▶ WORK ORDER
Report each line of the entries below that has the word "prefix" in it.

-- EXCERPTED DATA follows --

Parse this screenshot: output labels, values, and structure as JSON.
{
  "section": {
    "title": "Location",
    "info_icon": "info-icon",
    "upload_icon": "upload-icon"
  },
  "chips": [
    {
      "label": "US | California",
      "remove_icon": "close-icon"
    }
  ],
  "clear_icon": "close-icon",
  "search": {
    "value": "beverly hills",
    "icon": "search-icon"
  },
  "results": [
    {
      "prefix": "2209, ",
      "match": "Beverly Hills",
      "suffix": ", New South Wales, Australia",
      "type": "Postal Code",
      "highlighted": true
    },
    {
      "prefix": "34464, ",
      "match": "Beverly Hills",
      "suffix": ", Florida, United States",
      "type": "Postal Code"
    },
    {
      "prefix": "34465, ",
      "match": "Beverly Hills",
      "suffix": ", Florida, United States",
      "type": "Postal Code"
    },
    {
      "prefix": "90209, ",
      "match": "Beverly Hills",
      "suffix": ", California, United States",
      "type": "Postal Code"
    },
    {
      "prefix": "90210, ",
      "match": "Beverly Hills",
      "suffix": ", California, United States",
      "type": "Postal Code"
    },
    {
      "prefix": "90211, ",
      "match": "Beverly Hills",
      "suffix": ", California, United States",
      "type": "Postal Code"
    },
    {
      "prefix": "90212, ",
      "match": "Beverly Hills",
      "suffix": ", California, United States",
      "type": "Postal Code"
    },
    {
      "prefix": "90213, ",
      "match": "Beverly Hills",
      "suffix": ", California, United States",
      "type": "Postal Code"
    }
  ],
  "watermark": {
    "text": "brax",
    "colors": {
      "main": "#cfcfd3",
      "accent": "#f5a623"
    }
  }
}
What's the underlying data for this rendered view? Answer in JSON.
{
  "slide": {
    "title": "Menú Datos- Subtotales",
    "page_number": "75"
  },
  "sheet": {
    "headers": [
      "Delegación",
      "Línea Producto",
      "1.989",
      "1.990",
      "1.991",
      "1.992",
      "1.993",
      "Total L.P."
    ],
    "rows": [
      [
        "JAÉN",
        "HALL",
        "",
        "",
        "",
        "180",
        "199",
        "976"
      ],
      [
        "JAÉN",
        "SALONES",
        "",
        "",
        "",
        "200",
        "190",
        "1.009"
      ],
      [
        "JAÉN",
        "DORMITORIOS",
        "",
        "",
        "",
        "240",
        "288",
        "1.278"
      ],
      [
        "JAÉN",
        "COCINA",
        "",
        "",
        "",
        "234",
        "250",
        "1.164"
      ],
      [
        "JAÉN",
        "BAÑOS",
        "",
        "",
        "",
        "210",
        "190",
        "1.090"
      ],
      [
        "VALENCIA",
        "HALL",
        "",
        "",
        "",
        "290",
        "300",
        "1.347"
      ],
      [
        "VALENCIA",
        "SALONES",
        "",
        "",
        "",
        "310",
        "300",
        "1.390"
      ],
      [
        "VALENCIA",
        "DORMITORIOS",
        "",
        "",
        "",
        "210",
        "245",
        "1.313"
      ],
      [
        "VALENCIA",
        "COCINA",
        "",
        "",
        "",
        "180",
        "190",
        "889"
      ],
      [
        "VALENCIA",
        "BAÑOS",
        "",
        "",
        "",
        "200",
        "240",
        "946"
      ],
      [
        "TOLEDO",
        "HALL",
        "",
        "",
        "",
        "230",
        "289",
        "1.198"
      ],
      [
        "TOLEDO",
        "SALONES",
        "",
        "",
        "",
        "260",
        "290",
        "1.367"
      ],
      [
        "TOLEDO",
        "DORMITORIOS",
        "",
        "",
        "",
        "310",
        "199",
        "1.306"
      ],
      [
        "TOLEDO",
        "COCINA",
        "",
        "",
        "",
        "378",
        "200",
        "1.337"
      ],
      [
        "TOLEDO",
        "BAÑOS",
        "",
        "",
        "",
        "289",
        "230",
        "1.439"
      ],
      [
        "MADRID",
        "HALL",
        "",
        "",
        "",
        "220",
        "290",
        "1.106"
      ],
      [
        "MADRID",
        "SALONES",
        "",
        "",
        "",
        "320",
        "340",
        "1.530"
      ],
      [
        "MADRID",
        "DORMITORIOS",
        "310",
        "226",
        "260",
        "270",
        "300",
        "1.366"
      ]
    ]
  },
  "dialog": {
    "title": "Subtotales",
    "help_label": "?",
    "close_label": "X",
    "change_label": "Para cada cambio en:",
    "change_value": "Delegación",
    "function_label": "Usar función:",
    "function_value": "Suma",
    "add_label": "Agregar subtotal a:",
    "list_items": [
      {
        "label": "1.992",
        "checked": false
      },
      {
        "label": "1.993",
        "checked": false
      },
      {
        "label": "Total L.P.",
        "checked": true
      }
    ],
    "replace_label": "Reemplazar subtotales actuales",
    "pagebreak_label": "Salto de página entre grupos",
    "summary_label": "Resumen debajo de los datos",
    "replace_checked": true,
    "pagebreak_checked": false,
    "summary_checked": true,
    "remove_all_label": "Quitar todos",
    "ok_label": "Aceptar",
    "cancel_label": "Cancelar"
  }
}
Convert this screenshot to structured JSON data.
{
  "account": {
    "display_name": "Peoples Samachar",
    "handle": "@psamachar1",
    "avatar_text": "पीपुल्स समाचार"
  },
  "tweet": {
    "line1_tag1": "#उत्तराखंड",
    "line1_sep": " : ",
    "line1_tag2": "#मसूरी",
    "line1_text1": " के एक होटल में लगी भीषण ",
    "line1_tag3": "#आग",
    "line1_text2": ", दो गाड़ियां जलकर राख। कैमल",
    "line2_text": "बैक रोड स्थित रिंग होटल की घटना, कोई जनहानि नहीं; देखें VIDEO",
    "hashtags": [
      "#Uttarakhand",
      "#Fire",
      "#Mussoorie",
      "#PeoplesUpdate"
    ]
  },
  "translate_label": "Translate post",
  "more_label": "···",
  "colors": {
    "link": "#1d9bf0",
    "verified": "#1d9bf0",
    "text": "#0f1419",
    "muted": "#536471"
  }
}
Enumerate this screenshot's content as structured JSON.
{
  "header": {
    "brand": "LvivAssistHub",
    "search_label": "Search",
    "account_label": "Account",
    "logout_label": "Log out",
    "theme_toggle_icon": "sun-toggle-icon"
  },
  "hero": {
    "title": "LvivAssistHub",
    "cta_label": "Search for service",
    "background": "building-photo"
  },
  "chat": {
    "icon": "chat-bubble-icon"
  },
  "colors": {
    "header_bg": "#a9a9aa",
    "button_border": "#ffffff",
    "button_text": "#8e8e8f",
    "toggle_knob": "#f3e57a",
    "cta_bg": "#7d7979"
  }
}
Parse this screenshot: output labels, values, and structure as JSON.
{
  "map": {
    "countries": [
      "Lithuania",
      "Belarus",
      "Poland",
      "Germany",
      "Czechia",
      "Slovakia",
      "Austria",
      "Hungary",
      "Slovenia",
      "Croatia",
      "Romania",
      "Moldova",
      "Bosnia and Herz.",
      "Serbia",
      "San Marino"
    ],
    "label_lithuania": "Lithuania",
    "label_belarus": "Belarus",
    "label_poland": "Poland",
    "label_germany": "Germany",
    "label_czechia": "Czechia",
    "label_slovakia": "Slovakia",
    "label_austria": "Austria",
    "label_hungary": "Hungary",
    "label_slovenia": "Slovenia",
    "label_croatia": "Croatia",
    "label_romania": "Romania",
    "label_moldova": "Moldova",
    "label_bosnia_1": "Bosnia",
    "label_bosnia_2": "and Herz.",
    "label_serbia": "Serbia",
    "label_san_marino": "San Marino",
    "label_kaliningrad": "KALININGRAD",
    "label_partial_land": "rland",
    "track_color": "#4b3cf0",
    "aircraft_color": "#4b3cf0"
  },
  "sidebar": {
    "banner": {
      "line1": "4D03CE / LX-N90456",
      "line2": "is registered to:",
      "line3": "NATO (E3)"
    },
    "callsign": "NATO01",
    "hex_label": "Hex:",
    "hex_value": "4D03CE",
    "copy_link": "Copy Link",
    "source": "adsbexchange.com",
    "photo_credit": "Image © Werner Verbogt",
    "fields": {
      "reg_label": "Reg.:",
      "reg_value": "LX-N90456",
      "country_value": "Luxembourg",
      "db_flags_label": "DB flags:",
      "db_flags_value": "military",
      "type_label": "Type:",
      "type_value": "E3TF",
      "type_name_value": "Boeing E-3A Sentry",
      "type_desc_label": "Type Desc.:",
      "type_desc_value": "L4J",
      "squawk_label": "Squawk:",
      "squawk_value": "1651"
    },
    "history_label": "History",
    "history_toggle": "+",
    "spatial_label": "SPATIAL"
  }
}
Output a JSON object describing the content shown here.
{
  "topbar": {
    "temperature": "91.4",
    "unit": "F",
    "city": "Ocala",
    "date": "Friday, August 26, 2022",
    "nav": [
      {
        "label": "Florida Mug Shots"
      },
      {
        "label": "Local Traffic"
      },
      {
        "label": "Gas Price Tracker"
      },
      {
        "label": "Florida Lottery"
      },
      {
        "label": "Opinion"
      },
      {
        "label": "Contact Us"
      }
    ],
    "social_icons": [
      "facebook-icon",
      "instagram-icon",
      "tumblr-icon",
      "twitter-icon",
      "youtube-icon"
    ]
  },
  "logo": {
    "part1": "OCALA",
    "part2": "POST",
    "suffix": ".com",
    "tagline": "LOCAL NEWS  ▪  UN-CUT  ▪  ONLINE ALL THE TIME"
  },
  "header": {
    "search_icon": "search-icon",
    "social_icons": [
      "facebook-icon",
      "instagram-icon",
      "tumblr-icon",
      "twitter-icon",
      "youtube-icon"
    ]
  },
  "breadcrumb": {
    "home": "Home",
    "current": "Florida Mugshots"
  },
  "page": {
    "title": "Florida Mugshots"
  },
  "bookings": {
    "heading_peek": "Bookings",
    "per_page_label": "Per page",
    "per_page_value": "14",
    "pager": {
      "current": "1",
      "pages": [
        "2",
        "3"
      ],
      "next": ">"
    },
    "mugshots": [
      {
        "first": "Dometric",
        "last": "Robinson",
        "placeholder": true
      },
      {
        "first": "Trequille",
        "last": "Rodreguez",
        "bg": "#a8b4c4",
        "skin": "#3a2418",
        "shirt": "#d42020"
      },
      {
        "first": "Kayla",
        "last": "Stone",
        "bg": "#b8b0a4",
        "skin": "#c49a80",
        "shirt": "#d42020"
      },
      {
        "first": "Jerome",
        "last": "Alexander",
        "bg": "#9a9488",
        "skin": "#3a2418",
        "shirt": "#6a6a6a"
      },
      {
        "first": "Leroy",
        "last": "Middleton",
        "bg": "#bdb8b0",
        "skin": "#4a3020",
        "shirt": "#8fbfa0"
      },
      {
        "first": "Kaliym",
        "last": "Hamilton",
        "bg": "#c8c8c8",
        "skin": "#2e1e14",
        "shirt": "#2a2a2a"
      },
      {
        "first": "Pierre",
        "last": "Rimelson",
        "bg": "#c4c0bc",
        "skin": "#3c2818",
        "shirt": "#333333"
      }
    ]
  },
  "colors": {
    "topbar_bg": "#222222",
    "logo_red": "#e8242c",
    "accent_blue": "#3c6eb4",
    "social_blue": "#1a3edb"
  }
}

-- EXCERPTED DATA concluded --

▶ OUTPUT FOR THIS TASK
      "prefix": "2209, ",
      "prefix": "34464, ",
      "prefix": "34465, ",
      "prefix": "90209, ",
      "prefix": "90210, ",
      "prefix": "90211, ",
      "prefix": "90212, ",
      "prefix": "90213, ",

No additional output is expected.